■ TASK DETAILS ■
Before printing the listing, strip out its pictures and keep everything else exact.

■ EXCERPTED DATA ■
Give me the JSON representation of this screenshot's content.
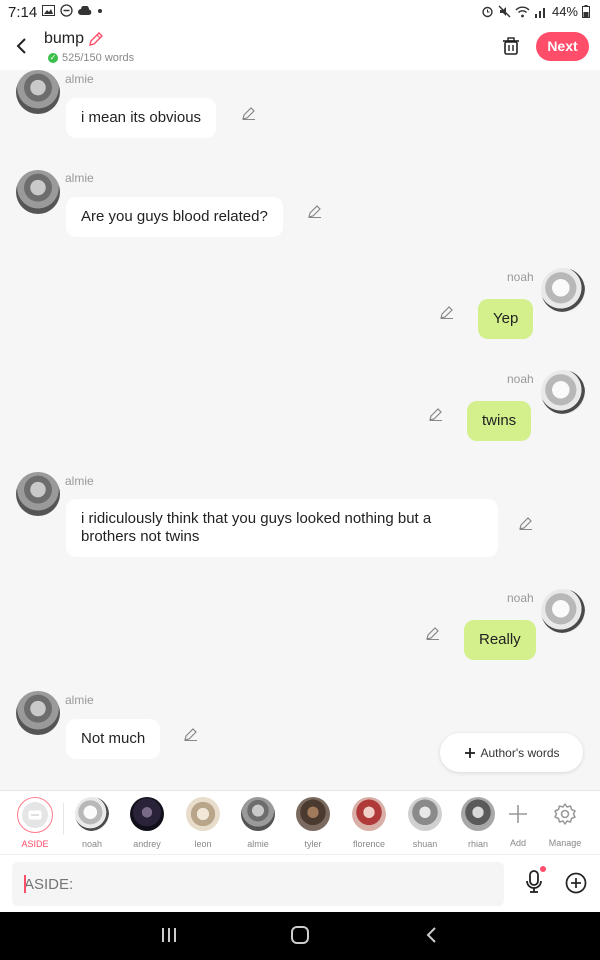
{
  "status": {
    "time": "7:14",
    "battery": "44%"
  },
  "header": {
    "title": "bump",
    "word_count": "525/150 words",
    "next_label": "Next"
  },
  "messages": [
    {
      "sender": "almie",
      "text": "i mean its obvious",
      "side": "left"
    },
    {
      "sender": "almie",
      "text": "Are you guys blood related?",
      "side": "left"
    },
    {
      "sender": "noah",
      "text": "Yep",
      "side": "right"
    },
    {
      "sender": "noah",
      "text": "twins",
      "side": "right"
    },
    {
      "sender": "almie",
      "text": "i ridiculously think that you guys looked nothing but a brothers not twins",
      "side": "left"
    },
    {
      "sender": "noah",
      "text": "Really",
      "side": "right"
    },
    {
      "sender": "almie",
      "text": "Not much",
      "side": "left"
    }
  ],
  "authors_words": "Author's words",
  "characters": {
    "aside": "ASIDE",
    "list": [
      "noah",
      "andrey",
      "leon",
      "almie",
      "tyler",
      "florence",
      "shuan",
      "rhian"
    ],
    "add": "Add",
    "manage": "Manage"
  },
  "input": {
    "placeholder": "ASIDE:"
  },
  "colors": {
    "accent": "#ff4d6a",
    "right_bubble": "#d3f08d"
  }
}
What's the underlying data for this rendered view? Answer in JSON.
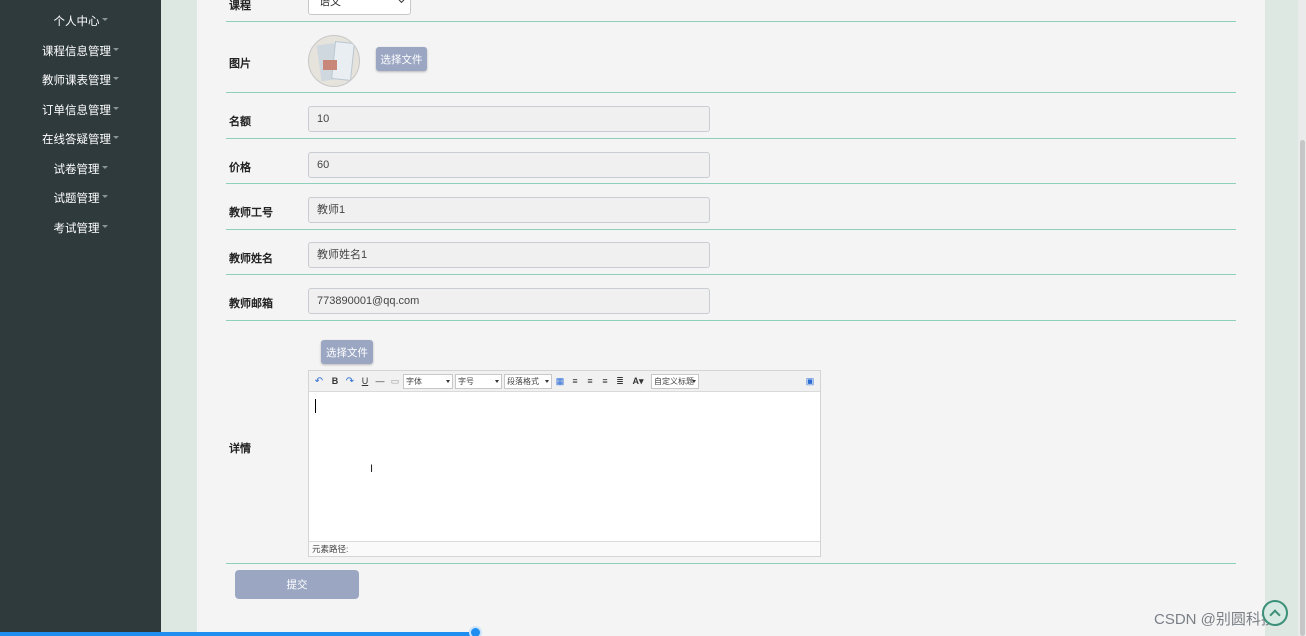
{
  "sidebar": {
    "items": [
      {
        "label": "个人中心"
      },
      {
        "label": "课程信息管理"
      },
      {
        "label": "教师课表管理"
      },
      {
        "label": "订单信息管理"
      },
      {
        "label": "在线答疑管理"
      },
      {
        "label": "试卷管理"
      },
      {
        "label": "试题管理"
      },
      {
        "label": "考试管理"
      }
    ]
  },
  "form": {
    "course": {
      "label": "课程",
      "value": "语文"
    },
    "image": {
      "label": "图片",
      "button": "选择文件"
    },
    "quota": {
      "label": "名额",
      "value": "10"
    },
    "price": {
      "label": "价格",
      "value": "60"
    },
    "teacher_id": {
      "label": "教师工号",
      "value": "教师1"
    },
    "teacher_name": {
      "label": "教师姓名",
      "value": "教师姓名1"
    },
    "teacher_email": {
      "label": "教师邮箱",
      "value": "773890001@qq.com"
    },
    "detail": {
      "label": "详情",
      "button": "选择文件",
      "toolbar": {
        "font": "字体",
        "size": "字号",
        "paragraph": "段落格式",
        "custom": "自定义标题"
      },
      "element_path": "元素路径:"
    },
    "submit": "提交"
  },
  "watermark": "CSDN @别圆科技",
  "colors": {
    "sidebar_bg": "#2f3a3d",
    "divider": "#8fd0bd",
    "button": "#9aa6c2",
    "progress": "#1f8ef0"
  },
  "progress": {
    "fraction": 0.364
  }
}
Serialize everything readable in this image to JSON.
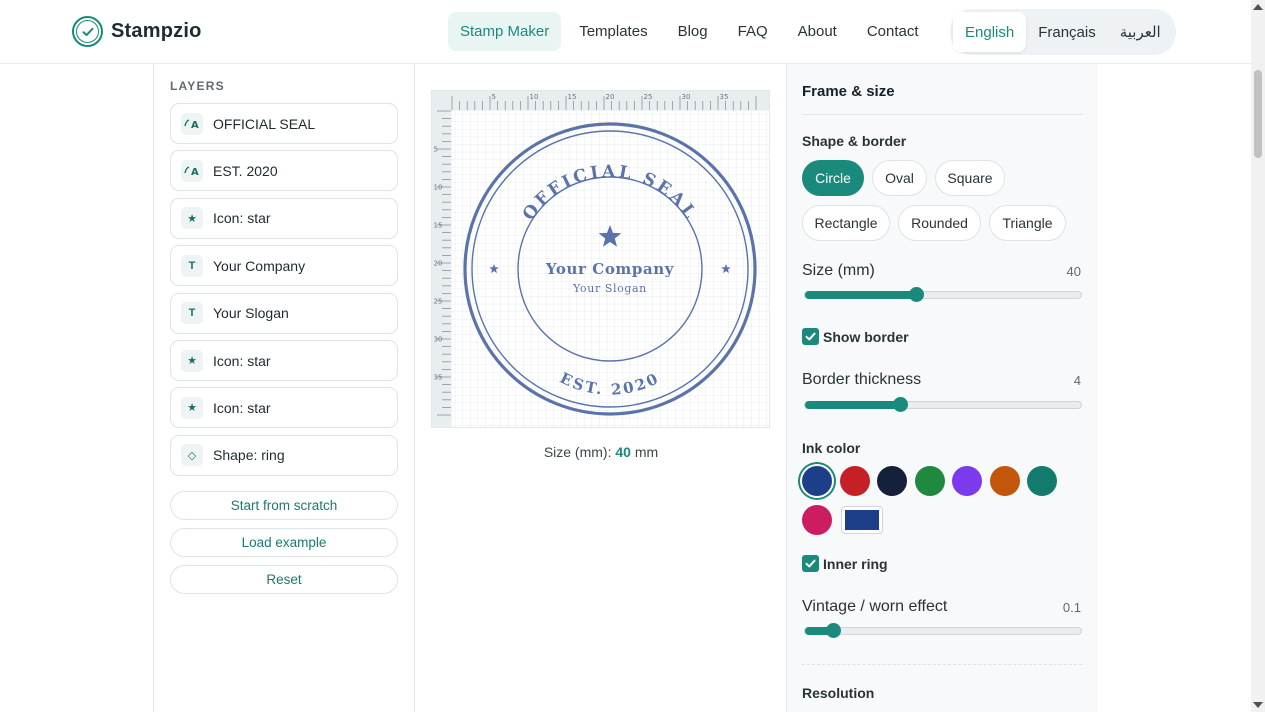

■ RESULT OF THE TASK ■
Give me the JSON representation of this screenshot's content.
{
  "status": {
    "time": "7:14",
    "battery": "44%"
  },
  "header": {
    "title": "bump",
    "word_count": "525/150 words",
    "next_label": "Next"
  },
  "messages": [
    {
      "sender": "almie",
      "text": "i mean its obvious",
      "side": "left"
    },
    {
      "sender": "almie",
      "text": "Are you guys blood related?",
      "side": "left"
    },
    {
      "sender": "noah",
      "text": "Yep",
      "side": "right"
    },
    {
      "sender": "noah",
      "text": "twins",
      "side": "right"
    },
    {
      "sender": "almie",
      "text": "i ridiculously think that you guys looked nothing but a brothers not twins",
      "side": "left"
    },
    {
      "sender": "noah",
      "text": "Really",
      "side": "right"
    },
    {
      "sender": "almie",
      "text": "Not much",
      "side": "left"
    }
  ],
  "authors_words": "Author's words",
  "characters": {
    "aside": "ASIDE",
    "list": [
      "noah",
      "andrey",
      "leon",
      "almie",
      "tyler",
      "florence",
      "shuan",
      "rhian"
    ],
    "add": "Add",
    "manage": "Manage"
  },
  "input": {
    "placeholder": "ASIDE:"
  },
  "colors": {
    "accent": "#ff4d6a",
    "right_bubble": "#d3f08d"
  }
}
What's the underlying data for this rendered view? Answer in JSON.
{
  "sidebar": {
    "items": [
      {
        "label": "个人中心"
      },
      {
        "label": "课程信息管理"
      },
      {
        "label": "教师课表管理"
      },
      {
        "label": "订单信息管理"
      },
      {
        "label": "在线答疑管理"
      },
      {
        "label": "试卷管理"
      },
      {
        "label": "试题管理"
      },
      {
        "label": "考试管理"
      }
    ]
  },
  "form": {
    "course": {
      "label": "课程",
      "value": "语文"
    },
    "image": {
      "label": "图片",
      "button": "选择文件"
    },
    "quota": {
      "label": "名额",
      "value": "10"
    },
    "price": {
      "label": "价格",
      "value": "60"
    },
    "teacher_id": {
      "label": "教师工号",
      "value": "教师1"
    },
    "teacher_name": {
      "label": "教师姓名",
      "value": "教师姓名1"
    },
    "teacher_email": {
      "label": "教师邮箱",
      "value": "773890001@qq.com"
    },
    "detail": {
      "label": "详情",
      "button": "选择文件",
      "toolbar": {
        "font": "字体",
        "size": "字号",
        "paragraph": "段落格式",
        "custom": "自定义标题"
      },
      "element_path": "元素路径:"
    },
    "submit": "提交"
  },
  "watermark": "CSDN @别圆科技",
  "colors": {
    "sidebar_bg": "#2f3a3d",
    "divider": "#8fd0bd",
    "button": "#9aa6c2",
    "progress": "#1f8ef0"
  },
  "progress": {
    "fraction": 0.364
  }
}
Serialize everything readable in this image to JSON.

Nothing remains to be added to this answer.